[DATASET EXCERPTS]:
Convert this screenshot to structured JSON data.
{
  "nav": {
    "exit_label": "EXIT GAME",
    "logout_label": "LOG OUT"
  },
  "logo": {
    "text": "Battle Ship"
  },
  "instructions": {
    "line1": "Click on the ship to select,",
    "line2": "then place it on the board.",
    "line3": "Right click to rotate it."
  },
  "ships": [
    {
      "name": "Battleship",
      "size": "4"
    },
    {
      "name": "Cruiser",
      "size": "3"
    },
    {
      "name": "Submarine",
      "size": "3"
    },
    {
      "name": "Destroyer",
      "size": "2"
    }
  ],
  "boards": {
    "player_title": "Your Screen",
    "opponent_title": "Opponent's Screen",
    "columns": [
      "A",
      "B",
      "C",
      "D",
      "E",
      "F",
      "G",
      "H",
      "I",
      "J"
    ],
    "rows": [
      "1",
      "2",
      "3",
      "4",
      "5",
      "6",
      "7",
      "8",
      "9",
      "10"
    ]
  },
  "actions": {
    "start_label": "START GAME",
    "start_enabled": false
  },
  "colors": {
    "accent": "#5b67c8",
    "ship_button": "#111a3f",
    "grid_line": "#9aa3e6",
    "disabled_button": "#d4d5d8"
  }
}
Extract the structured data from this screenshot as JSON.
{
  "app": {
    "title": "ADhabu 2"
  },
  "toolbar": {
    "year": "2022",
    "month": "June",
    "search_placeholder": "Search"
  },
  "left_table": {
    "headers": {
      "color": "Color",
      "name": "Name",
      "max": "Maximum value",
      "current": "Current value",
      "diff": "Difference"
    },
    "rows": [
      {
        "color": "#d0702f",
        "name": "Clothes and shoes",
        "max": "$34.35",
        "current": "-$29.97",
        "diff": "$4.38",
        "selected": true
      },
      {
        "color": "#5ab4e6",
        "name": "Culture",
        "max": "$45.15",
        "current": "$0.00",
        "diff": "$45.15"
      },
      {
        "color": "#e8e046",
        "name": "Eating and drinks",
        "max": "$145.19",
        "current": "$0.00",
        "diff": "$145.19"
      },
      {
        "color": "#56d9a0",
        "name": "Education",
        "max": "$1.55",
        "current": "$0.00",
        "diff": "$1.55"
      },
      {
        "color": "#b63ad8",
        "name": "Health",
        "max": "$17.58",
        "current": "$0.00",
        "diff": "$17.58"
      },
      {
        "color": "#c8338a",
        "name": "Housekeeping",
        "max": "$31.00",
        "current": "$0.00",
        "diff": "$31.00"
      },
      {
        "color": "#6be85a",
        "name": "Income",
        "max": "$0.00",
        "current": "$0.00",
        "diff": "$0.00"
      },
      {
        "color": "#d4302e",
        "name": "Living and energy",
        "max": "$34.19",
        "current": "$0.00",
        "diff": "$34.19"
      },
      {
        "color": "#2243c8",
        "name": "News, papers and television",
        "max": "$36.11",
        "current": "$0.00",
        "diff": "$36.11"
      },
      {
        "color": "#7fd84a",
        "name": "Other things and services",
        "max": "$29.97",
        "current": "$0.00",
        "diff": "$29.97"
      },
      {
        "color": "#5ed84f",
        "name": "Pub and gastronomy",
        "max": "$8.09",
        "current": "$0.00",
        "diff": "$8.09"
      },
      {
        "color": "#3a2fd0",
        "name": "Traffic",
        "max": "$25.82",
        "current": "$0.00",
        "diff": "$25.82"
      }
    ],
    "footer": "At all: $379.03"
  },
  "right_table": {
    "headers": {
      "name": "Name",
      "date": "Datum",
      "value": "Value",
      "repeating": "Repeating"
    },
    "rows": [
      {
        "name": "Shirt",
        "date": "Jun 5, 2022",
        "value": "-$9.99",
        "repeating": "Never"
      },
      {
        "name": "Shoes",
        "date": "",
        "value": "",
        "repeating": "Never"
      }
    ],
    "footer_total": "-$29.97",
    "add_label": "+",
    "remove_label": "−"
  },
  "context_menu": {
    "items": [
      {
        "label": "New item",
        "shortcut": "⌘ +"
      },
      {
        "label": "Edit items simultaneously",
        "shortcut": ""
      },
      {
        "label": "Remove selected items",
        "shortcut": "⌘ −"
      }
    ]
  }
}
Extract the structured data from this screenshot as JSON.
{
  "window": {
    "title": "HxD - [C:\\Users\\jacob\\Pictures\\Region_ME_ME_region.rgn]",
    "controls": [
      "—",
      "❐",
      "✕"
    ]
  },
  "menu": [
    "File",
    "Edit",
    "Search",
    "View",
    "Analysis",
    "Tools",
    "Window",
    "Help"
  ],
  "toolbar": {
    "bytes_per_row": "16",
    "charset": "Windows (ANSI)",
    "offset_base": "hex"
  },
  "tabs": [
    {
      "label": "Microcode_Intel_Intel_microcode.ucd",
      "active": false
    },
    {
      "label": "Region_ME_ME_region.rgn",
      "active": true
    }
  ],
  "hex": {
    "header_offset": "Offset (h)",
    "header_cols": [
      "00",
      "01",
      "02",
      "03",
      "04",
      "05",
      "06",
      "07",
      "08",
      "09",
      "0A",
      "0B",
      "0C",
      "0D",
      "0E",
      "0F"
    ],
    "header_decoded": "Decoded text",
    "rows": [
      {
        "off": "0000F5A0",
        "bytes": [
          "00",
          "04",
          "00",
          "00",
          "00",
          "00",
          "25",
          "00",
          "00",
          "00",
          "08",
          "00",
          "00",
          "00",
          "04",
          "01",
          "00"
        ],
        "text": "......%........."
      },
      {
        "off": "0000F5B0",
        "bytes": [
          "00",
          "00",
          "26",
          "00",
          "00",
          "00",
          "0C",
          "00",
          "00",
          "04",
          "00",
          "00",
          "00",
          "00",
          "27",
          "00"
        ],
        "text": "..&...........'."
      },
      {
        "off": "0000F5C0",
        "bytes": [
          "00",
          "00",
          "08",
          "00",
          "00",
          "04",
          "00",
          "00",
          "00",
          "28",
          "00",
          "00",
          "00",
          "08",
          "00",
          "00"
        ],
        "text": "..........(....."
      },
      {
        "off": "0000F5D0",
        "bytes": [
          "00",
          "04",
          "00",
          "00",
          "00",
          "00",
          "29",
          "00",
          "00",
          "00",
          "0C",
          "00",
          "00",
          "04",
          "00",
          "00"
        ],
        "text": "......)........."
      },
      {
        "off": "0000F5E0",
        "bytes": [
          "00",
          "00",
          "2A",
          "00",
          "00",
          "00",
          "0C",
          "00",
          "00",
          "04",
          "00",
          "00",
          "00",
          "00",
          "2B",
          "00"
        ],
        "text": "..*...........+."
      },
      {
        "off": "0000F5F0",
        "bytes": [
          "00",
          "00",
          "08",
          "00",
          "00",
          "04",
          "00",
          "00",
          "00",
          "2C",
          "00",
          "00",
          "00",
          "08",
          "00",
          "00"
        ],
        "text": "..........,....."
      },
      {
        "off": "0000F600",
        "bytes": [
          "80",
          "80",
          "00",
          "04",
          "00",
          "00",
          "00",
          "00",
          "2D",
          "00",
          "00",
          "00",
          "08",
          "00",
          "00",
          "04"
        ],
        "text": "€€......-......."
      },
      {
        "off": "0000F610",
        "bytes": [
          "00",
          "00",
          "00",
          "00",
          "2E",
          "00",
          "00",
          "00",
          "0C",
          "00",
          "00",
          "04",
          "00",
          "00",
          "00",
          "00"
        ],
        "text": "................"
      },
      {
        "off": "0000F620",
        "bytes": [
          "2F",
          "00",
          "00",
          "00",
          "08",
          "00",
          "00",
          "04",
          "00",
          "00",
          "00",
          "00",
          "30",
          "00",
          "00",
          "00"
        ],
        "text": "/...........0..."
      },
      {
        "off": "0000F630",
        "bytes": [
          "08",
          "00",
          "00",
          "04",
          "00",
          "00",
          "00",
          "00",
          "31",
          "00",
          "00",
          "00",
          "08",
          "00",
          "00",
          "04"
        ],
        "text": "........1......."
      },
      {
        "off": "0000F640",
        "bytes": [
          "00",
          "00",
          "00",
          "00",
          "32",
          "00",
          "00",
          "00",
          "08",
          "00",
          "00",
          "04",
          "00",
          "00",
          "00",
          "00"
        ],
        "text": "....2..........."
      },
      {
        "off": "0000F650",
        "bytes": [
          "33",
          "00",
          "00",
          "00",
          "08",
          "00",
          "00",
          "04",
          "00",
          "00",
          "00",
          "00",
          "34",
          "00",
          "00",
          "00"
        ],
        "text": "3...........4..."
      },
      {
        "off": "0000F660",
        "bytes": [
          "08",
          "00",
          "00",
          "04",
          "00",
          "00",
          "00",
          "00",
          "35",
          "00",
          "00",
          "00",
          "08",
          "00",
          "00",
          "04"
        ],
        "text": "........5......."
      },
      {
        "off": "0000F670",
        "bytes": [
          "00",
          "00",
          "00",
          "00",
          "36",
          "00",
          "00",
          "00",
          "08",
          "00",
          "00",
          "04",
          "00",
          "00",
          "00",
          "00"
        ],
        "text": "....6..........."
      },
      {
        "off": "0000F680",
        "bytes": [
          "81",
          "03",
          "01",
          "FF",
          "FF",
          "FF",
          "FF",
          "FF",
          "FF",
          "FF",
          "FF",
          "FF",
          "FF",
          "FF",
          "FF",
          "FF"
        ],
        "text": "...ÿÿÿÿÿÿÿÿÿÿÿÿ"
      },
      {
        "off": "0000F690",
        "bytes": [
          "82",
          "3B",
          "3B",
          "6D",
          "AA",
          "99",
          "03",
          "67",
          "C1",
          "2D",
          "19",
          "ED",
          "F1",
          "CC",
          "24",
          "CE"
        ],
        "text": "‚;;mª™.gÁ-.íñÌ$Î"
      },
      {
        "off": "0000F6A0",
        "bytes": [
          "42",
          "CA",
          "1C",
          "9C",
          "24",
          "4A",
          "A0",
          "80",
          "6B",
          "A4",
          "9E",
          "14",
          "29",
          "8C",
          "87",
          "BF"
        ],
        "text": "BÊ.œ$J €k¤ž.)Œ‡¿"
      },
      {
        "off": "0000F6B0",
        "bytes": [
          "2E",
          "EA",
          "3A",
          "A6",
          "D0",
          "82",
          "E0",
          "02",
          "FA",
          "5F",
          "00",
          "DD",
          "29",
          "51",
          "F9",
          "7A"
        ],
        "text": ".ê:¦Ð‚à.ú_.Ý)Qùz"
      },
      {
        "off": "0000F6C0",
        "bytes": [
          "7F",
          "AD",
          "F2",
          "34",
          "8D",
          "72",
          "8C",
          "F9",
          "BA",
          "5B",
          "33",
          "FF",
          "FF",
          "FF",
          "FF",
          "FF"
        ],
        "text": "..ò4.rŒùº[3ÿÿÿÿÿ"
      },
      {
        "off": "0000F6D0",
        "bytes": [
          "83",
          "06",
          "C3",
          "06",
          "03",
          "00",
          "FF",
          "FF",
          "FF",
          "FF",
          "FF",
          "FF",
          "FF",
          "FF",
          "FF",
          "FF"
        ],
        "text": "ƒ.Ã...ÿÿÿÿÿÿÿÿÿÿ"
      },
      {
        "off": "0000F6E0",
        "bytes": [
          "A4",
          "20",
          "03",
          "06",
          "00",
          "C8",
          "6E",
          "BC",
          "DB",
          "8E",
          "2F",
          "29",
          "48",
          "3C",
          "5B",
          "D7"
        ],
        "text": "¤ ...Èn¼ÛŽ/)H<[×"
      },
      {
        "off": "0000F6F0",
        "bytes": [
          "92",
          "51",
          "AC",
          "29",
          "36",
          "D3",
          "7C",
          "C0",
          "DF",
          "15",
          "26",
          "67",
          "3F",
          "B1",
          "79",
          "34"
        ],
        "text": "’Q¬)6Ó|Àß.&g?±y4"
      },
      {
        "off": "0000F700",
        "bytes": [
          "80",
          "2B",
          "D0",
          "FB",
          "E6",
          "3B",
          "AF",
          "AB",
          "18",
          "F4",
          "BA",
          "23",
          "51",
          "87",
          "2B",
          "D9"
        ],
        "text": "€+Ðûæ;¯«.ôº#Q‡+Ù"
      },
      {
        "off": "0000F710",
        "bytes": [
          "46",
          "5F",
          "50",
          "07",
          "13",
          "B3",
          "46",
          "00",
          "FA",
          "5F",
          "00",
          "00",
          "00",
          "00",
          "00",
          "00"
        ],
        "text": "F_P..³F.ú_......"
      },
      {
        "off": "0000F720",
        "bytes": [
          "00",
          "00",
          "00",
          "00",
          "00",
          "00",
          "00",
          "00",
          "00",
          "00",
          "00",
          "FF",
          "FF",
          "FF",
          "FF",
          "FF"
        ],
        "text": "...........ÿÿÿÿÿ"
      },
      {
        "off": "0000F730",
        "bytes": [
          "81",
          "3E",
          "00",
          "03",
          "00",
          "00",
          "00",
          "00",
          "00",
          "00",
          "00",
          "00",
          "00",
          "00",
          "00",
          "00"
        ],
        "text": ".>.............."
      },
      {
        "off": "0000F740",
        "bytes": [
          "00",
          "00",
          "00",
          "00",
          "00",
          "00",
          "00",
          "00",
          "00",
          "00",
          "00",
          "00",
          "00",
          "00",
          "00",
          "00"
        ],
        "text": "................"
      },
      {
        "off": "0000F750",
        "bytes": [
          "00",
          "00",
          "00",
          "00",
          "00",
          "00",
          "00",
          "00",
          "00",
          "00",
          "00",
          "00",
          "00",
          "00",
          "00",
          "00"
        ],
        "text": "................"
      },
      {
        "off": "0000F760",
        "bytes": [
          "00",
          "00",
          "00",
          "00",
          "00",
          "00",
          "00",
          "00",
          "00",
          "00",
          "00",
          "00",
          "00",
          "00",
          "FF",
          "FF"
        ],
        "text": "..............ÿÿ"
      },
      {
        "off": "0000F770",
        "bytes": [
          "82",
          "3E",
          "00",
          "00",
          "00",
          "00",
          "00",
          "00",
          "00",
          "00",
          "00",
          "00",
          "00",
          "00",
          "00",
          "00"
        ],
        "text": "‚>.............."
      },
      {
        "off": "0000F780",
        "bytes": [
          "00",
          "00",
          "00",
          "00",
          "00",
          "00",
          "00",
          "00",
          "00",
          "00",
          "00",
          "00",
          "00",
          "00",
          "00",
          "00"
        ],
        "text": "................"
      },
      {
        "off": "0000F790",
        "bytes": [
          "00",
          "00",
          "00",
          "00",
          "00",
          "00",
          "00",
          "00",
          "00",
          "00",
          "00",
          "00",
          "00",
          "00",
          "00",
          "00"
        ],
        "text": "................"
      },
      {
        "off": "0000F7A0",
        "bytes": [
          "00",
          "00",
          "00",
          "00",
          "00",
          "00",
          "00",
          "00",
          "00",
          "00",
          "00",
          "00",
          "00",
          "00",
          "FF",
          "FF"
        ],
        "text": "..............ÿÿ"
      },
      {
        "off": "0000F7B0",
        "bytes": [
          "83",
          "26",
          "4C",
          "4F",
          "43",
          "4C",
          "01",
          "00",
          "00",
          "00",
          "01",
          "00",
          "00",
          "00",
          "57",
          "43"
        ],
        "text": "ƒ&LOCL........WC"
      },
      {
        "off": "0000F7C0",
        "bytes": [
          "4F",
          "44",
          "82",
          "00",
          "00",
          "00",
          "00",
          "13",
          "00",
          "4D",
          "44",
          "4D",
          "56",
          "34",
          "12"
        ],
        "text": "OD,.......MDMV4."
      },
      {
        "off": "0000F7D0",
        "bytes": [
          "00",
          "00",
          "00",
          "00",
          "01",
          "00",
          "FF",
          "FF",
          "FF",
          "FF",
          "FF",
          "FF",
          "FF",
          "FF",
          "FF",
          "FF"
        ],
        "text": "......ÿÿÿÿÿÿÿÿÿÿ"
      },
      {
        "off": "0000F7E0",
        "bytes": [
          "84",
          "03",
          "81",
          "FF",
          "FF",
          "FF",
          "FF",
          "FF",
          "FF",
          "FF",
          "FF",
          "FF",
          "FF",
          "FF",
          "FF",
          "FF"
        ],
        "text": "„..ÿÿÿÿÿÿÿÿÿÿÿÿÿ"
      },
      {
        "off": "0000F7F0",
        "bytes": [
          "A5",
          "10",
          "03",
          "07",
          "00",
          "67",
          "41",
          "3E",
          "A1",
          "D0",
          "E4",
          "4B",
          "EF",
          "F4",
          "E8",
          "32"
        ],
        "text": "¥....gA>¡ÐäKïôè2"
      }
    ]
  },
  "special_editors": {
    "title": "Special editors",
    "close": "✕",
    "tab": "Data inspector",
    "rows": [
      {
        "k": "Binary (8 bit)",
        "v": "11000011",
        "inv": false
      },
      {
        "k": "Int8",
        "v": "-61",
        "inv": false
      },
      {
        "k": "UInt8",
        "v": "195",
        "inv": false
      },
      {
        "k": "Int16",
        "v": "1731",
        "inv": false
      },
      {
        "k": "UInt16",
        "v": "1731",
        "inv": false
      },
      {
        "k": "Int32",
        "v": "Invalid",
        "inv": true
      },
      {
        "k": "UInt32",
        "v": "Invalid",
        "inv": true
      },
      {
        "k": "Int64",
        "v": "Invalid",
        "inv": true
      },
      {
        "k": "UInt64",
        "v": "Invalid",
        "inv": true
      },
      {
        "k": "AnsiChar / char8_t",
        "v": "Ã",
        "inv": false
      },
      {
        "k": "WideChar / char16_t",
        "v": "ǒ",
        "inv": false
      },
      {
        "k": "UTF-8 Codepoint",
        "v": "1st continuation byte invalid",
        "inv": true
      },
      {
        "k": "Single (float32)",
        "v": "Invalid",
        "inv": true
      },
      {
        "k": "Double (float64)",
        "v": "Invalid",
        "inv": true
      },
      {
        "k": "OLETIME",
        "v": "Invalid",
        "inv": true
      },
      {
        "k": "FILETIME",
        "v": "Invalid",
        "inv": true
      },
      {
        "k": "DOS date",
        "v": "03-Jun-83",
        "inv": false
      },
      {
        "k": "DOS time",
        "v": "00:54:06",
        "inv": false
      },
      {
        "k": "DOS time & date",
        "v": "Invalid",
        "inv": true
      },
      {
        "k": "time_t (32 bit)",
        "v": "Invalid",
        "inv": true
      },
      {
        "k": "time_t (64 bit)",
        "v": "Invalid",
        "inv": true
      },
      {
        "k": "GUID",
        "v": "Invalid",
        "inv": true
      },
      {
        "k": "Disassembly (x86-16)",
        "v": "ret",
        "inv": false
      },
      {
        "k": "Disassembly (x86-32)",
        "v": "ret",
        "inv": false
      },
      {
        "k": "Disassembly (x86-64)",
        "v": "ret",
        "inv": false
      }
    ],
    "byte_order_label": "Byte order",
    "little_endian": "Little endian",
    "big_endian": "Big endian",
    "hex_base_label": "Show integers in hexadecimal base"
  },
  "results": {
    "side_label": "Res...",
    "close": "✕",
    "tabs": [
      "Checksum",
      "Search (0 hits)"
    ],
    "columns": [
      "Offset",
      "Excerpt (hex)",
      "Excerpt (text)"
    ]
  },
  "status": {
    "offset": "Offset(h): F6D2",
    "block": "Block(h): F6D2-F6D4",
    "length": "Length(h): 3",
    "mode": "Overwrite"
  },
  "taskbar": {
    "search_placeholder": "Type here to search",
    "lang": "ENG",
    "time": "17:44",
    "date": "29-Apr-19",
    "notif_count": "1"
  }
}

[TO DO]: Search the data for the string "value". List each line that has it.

[EXERCISE SOLUTION]:
      "max": "Maximum value",
      "current": "Current value",
      "value": "Value",
        "value": "-$9.99",
        "value": "",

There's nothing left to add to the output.